- ACTIVITY:
Of the lines below, report only those that contain "number".

◇ ◇ ◇ ◇

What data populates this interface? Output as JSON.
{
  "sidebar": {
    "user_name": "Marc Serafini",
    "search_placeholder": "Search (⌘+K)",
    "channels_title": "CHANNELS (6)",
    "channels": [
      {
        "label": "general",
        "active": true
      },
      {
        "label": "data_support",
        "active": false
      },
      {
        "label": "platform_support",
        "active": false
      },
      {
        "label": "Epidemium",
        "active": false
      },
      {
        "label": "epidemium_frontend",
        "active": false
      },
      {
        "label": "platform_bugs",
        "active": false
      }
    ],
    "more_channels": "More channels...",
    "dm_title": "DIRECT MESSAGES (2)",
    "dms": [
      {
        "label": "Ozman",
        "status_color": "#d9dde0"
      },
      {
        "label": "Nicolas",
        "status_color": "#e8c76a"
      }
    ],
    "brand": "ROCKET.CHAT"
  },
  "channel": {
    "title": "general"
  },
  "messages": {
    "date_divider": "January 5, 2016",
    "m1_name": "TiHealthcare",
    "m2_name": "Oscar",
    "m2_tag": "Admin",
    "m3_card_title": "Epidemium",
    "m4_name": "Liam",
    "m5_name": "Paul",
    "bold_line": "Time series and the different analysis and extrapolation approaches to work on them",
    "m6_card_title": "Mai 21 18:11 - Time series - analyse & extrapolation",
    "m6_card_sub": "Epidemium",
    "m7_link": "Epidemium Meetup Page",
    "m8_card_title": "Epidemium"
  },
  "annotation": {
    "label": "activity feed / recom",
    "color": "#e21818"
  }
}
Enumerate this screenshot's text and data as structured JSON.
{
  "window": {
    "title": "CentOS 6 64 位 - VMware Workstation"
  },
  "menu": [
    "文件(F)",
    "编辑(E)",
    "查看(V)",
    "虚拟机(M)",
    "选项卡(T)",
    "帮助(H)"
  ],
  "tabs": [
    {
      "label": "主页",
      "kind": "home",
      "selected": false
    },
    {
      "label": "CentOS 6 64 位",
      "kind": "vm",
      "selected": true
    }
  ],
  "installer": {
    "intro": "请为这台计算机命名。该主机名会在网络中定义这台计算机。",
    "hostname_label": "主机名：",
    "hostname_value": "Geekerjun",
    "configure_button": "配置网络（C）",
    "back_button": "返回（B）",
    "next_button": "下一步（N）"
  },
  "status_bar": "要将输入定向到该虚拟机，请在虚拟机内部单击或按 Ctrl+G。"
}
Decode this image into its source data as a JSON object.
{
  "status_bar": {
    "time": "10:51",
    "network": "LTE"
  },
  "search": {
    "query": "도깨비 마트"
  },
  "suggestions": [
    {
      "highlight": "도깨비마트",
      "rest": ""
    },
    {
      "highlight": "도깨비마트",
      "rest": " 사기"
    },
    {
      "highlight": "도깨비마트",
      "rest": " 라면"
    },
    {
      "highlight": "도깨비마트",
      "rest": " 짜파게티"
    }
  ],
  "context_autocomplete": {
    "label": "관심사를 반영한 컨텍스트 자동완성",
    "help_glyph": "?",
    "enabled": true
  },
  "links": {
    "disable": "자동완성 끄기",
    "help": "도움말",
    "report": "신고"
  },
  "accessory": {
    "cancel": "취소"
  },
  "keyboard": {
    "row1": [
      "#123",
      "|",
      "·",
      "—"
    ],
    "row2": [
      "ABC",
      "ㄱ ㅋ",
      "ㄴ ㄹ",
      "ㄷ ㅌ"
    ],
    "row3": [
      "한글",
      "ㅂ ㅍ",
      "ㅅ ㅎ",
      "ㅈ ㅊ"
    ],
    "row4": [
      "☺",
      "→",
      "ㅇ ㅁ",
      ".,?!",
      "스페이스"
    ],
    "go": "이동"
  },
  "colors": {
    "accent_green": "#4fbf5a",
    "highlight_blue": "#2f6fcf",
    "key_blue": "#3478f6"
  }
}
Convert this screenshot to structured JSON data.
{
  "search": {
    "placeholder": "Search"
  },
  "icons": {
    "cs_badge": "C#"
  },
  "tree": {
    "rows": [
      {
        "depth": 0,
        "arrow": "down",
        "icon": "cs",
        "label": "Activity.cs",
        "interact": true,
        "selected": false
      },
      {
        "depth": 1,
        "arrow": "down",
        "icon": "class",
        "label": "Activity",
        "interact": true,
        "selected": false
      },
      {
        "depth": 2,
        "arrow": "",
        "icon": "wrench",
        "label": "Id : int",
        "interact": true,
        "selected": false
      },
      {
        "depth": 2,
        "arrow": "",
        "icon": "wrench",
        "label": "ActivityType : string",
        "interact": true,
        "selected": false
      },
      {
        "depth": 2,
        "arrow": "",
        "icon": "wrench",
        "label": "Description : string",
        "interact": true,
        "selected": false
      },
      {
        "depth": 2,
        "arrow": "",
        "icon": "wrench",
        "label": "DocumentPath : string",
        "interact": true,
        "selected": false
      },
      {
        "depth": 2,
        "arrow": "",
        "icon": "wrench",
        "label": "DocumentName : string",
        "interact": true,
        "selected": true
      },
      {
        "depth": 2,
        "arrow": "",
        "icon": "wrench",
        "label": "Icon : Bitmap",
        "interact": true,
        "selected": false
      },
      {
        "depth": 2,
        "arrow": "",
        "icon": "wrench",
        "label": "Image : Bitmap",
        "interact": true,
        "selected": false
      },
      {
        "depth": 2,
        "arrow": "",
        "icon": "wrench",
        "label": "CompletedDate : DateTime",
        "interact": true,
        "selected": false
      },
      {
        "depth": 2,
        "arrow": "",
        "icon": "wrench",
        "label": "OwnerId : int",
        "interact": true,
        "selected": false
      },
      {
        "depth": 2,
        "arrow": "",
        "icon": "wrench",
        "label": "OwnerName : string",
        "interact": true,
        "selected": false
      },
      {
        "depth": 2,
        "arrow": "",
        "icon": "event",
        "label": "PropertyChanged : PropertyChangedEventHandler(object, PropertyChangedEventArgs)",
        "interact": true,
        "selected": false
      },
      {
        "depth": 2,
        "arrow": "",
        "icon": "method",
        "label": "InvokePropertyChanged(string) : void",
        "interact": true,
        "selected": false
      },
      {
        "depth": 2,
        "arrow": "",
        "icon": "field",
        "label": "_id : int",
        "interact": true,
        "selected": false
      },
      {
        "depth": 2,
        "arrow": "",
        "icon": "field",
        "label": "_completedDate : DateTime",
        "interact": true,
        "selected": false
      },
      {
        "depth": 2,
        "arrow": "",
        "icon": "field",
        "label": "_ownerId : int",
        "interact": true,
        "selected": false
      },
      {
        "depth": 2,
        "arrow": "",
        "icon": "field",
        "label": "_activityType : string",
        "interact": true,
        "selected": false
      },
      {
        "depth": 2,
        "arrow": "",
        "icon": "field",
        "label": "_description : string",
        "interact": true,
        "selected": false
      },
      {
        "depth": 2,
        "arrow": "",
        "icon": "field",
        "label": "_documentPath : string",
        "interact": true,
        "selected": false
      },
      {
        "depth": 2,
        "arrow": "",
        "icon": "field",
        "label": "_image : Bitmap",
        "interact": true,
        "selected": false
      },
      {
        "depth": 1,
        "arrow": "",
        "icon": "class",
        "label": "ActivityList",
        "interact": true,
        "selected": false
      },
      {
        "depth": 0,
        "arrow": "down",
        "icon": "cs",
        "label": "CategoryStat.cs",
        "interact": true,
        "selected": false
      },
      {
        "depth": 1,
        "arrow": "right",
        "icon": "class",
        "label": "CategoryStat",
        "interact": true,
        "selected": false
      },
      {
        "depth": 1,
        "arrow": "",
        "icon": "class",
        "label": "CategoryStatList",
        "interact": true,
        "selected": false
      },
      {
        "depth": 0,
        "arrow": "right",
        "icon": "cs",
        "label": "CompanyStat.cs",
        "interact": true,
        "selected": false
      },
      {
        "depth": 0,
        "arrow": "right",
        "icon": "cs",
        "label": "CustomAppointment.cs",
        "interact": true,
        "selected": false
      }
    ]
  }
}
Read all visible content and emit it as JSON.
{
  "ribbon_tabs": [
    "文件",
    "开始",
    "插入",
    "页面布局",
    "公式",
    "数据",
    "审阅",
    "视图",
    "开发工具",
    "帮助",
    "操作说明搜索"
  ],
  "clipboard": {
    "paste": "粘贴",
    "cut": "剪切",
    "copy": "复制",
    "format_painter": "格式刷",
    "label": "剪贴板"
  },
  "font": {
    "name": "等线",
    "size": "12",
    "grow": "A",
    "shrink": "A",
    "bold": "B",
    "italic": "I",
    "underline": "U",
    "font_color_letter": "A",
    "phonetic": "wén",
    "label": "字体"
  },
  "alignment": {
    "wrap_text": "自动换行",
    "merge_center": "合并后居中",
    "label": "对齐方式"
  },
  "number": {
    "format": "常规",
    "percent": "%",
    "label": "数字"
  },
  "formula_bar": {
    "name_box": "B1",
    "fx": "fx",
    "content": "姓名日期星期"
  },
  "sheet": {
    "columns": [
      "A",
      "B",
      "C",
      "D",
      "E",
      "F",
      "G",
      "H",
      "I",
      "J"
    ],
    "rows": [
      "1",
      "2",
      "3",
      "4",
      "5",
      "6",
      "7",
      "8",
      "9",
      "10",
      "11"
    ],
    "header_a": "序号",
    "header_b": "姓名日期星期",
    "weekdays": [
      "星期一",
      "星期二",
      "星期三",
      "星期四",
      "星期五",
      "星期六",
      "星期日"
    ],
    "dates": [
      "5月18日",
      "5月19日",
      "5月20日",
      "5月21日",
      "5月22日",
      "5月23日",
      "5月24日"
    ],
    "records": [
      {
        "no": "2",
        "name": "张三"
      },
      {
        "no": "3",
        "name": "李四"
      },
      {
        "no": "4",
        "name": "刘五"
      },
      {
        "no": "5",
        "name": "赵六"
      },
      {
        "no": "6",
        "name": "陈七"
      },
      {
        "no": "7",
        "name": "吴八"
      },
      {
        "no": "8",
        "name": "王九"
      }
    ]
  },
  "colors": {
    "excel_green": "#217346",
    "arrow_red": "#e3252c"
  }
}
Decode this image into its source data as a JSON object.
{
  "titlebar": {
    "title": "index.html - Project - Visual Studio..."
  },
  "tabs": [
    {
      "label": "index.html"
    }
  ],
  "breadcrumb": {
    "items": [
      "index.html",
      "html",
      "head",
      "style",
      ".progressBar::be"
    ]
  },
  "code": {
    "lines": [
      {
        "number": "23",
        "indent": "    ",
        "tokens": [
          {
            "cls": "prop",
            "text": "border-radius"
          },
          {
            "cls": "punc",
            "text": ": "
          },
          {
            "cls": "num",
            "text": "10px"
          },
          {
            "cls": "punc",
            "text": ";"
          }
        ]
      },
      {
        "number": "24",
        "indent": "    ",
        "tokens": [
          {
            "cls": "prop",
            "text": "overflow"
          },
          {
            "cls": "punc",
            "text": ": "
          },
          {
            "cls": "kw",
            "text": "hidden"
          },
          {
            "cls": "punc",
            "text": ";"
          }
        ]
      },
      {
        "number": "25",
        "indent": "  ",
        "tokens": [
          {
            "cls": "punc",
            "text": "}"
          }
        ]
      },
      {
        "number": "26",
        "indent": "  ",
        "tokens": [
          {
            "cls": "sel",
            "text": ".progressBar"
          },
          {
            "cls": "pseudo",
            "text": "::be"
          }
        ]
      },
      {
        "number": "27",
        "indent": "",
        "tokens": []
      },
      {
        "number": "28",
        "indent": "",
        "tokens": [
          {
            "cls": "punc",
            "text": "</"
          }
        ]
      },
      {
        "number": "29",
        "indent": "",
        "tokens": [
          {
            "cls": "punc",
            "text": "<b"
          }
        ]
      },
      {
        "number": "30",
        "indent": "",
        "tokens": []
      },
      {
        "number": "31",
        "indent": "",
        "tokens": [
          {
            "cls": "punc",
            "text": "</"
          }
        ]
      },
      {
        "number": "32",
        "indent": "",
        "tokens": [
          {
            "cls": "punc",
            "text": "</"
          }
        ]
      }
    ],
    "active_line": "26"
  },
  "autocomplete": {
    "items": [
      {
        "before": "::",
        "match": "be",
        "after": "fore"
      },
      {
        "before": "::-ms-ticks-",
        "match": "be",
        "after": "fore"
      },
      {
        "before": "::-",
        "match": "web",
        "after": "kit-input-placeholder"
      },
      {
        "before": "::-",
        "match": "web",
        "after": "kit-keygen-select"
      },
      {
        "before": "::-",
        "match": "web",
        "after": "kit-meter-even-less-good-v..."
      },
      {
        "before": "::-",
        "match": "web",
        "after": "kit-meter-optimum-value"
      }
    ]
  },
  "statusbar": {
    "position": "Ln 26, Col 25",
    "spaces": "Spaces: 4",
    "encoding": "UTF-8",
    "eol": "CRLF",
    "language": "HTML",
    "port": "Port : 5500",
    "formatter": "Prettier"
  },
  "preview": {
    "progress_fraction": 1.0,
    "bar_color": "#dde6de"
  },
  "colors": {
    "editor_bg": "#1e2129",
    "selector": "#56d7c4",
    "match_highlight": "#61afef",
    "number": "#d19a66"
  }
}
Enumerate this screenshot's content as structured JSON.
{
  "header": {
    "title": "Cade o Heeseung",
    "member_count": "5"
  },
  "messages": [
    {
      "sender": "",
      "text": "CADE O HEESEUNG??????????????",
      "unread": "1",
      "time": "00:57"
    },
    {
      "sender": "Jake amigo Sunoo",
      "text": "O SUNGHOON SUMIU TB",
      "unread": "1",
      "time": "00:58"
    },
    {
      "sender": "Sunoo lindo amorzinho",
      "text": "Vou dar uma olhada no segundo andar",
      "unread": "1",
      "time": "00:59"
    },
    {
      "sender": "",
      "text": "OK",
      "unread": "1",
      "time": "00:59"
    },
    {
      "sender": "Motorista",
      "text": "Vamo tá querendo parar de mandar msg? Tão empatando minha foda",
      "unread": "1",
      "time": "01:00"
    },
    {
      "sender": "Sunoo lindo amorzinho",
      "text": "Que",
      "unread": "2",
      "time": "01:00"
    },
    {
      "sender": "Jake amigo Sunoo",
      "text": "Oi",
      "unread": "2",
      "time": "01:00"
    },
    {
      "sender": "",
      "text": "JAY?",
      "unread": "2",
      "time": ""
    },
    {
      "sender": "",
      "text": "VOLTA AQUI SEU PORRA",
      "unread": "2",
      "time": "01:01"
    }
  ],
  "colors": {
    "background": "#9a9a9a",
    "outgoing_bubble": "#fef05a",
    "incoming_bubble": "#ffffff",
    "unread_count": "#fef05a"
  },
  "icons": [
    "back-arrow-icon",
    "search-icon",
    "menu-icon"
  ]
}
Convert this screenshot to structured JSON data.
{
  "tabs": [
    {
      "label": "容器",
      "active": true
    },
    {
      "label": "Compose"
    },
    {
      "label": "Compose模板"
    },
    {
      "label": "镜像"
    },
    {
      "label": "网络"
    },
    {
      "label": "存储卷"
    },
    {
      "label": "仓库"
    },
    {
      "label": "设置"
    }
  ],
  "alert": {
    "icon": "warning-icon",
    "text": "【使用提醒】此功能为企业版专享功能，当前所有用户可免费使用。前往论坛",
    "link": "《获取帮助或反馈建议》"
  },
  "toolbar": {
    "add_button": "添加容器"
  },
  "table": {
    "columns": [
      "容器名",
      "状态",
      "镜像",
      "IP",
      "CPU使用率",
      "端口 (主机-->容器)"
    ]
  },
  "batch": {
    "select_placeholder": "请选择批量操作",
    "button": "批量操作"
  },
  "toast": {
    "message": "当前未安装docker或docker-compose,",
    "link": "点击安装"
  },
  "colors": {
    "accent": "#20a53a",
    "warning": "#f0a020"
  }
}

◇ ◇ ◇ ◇

- EXERCISE ANSWER:
  "number": {
        "number": "23",
        "number": "24",
        "number": "25",
        "number": "26",
        "number": "27",
        "number": "28",
        "number": "29",
        "number": "30",
        "number": "31",
        "number": "32",
    "number": "#d19a66"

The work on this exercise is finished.